There are, however, about six fully-accredited M.S. programs in Forensic Science in the United States. These are programs that teach the hard sciences to the extent that a pure-science degree would, but take a hands-on approach to ensuring that you have a well-crafted, planned approach to your training. They sometimes grant an M.S. in Forensic Science, and sometimes grant an M.S.F.S (Master of Science in Forensic Science). In fact, many graduates with an M.S. in Forensic Science who will put “M.S.F.S.” after their name, to signify that their Forensic Science degree is, in fact, a hard-science degree.

The difference here may seem trivial, but it serves the important function of distinguishing graduates from criminal justice programs from hard-science programs. It ensures that others can adequately gauge the experience and training of the forensic practitioner on a quick glance.

Advice for future Forensic Scientists

If you want to work in crime scene investigation, and can do science, then get a B.S. or M.S. in forensic science or a pure science. Your options will be so much better. If you get a B.S. or M.S. in forensic science, you will have enough criminal justice-type courses under your belt to work anywhere. If you get a B.S. or M.S. in a pure science only (like chem or bio), then be sure to supplement your work with courses in the Criminal Justice Department.

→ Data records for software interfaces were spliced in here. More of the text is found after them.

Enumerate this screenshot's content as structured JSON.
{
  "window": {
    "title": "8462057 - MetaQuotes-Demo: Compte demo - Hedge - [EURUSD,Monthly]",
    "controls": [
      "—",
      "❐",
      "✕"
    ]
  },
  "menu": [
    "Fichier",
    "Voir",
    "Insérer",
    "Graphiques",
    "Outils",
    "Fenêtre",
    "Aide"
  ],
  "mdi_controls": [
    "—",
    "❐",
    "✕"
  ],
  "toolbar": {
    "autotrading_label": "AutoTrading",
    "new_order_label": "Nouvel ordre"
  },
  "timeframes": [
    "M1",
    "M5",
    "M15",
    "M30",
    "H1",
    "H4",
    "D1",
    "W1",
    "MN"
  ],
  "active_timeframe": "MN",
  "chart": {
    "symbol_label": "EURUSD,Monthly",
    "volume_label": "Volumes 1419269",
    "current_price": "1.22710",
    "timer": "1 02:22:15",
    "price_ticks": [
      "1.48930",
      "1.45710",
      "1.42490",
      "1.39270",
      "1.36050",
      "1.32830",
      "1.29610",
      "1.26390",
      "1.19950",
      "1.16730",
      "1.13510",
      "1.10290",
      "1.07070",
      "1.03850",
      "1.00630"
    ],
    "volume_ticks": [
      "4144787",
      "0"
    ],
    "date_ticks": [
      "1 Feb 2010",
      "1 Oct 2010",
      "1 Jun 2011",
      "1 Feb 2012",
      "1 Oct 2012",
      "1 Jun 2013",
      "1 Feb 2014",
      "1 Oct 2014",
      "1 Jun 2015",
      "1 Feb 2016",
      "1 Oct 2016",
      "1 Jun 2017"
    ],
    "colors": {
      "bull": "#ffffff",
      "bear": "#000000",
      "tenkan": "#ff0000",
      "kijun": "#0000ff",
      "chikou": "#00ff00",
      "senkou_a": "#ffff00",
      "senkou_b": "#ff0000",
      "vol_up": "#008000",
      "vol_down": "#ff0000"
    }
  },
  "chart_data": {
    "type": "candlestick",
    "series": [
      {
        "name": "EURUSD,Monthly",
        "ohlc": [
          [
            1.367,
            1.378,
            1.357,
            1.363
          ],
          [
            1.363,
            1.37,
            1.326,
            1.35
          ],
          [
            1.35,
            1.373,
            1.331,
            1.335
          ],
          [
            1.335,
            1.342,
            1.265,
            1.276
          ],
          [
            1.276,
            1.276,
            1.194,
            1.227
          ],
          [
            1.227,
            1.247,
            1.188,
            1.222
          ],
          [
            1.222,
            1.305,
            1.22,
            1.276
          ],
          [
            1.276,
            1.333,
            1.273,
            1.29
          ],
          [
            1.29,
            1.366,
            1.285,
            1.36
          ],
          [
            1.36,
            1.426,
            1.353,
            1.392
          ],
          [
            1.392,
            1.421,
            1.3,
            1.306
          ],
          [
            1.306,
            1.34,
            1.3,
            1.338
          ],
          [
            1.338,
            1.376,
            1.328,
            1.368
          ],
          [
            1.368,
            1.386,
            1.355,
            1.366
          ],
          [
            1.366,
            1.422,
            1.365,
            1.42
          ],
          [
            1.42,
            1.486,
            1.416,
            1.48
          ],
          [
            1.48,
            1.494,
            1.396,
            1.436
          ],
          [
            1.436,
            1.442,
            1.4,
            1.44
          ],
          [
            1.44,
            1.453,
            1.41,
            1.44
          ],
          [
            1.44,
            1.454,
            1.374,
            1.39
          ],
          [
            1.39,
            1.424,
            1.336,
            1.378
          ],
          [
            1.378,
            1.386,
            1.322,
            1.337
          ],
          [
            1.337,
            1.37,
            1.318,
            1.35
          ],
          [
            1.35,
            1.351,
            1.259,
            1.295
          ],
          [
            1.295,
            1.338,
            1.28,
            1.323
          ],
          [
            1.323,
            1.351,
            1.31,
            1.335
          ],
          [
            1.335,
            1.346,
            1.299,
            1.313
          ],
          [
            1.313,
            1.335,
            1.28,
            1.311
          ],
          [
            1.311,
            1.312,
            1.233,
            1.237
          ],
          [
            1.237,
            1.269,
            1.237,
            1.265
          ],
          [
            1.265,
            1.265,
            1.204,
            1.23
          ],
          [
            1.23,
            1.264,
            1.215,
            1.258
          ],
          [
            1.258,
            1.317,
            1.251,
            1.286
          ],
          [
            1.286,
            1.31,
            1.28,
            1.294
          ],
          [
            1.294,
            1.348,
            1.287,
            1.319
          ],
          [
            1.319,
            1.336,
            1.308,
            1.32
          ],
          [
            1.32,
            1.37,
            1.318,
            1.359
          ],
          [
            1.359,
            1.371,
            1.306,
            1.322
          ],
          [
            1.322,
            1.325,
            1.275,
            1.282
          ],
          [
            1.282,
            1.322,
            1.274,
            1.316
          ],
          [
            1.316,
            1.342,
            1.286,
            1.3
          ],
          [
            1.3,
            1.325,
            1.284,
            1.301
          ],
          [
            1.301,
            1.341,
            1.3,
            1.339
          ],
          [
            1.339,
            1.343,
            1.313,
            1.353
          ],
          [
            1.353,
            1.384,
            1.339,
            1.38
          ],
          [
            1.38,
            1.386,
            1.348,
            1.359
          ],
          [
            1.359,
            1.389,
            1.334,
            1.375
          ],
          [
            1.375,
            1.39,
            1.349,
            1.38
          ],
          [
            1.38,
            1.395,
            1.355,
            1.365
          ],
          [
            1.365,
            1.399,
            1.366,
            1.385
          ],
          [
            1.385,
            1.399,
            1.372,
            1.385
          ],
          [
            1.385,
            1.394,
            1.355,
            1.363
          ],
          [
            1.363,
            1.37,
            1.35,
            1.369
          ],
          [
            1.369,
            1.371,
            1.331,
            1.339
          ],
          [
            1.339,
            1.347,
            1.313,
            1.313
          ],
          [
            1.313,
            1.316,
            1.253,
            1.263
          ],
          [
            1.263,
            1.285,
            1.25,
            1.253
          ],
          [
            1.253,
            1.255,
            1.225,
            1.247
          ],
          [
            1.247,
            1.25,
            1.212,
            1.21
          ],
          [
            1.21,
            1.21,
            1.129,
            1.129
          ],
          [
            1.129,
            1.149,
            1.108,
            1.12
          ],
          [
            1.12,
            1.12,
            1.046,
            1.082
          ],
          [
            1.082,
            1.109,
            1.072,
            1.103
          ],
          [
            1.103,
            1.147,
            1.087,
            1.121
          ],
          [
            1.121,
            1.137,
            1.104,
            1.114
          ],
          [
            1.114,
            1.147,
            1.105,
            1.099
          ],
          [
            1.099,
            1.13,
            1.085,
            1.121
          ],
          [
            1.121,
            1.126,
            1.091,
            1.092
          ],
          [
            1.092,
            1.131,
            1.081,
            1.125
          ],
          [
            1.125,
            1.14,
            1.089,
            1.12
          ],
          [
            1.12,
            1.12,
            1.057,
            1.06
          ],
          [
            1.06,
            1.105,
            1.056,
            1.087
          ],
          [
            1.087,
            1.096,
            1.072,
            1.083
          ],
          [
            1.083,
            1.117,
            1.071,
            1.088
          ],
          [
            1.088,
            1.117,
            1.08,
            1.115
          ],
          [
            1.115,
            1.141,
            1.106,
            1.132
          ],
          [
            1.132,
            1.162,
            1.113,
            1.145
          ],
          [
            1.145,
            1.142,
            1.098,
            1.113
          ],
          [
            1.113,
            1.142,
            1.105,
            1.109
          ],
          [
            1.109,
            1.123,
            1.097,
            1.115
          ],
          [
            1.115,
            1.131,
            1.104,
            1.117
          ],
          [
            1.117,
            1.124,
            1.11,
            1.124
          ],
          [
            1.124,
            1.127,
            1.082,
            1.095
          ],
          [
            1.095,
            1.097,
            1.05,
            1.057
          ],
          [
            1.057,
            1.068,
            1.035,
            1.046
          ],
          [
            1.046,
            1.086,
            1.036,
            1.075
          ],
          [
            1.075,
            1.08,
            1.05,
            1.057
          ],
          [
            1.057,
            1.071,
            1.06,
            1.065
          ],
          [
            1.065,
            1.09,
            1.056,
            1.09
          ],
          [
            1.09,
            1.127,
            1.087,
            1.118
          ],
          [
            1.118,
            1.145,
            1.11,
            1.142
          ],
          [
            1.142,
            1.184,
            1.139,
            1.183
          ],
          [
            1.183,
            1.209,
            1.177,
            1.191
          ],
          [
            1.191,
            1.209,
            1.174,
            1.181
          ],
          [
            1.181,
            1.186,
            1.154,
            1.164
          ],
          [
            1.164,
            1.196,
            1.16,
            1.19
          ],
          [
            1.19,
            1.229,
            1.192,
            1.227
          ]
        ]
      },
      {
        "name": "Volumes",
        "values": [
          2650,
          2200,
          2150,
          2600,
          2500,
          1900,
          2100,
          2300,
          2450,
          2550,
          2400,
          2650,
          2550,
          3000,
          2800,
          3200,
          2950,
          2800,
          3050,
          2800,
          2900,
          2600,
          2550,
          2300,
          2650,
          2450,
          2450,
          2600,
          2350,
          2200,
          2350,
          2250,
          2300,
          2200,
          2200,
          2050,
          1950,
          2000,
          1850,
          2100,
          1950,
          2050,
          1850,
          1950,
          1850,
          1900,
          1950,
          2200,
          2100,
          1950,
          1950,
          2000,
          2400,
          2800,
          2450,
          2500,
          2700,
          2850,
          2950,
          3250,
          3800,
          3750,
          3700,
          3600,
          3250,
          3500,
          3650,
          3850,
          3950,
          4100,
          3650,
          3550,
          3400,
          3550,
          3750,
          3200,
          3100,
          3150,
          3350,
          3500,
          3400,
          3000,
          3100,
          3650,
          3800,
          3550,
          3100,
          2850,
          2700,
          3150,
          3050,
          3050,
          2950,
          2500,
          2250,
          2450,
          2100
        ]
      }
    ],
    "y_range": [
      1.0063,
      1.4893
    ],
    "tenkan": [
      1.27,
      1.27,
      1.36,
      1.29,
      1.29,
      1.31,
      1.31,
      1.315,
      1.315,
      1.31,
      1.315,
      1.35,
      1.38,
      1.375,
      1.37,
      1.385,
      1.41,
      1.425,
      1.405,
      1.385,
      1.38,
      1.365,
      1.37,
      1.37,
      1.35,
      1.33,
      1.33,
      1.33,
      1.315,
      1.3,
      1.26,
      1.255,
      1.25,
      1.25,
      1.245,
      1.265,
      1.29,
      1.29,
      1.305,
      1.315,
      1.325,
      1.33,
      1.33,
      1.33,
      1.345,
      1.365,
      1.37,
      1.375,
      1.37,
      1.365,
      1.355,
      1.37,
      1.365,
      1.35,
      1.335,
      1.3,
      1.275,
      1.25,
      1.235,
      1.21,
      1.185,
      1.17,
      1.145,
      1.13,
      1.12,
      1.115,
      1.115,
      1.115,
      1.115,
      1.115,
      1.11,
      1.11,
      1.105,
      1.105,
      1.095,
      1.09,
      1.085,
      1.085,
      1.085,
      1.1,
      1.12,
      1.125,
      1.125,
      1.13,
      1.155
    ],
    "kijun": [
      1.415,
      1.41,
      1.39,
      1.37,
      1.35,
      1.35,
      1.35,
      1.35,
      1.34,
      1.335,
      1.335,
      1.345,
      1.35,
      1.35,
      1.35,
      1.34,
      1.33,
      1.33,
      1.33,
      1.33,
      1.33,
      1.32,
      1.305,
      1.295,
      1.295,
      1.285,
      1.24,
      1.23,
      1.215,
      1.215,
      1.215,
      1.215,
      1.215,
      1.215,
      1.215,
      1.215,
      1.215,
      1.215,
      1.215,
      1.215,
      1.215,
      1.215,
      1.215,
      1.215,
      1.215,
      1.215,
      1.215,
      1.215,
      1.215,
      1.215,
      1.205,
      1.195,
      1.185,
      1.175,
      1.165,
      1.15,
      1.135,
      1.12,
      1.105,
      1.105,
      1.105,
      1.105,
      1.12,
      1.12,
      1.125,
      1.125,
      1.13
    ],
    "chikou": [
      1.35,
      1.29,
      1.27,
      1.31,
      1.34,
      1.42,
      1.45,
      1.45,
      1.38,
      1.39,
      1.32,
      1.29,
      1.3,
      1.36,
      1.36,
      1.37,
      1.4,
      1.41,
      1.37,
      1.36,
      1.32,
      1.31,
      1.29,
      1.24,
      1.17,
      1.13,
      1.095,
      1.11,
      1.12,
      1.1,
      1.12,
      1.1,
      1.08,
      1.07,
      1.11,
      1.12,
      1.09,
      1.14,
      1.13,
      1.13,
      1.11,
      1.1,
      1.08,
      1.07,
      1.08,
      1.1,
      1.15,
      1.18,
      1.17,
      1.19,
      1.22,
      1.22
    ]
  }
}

If you get a B.A. or M.A. in criminal justice, it is just not really possible because of time constraints to get enough courses in hard sciences to learn the science side of things. Even if you managed to, somehow, there’s really no way to illustrate this to a jury in a convincing manner, in such a way that demonstrates your mastery of the science to which you are testifying. I would not want to be the prosecutor putting on the stand my forensic scientist who analyzed the blood for DNA, who has a degree in criminal psychology with 18 hours of classes in biology.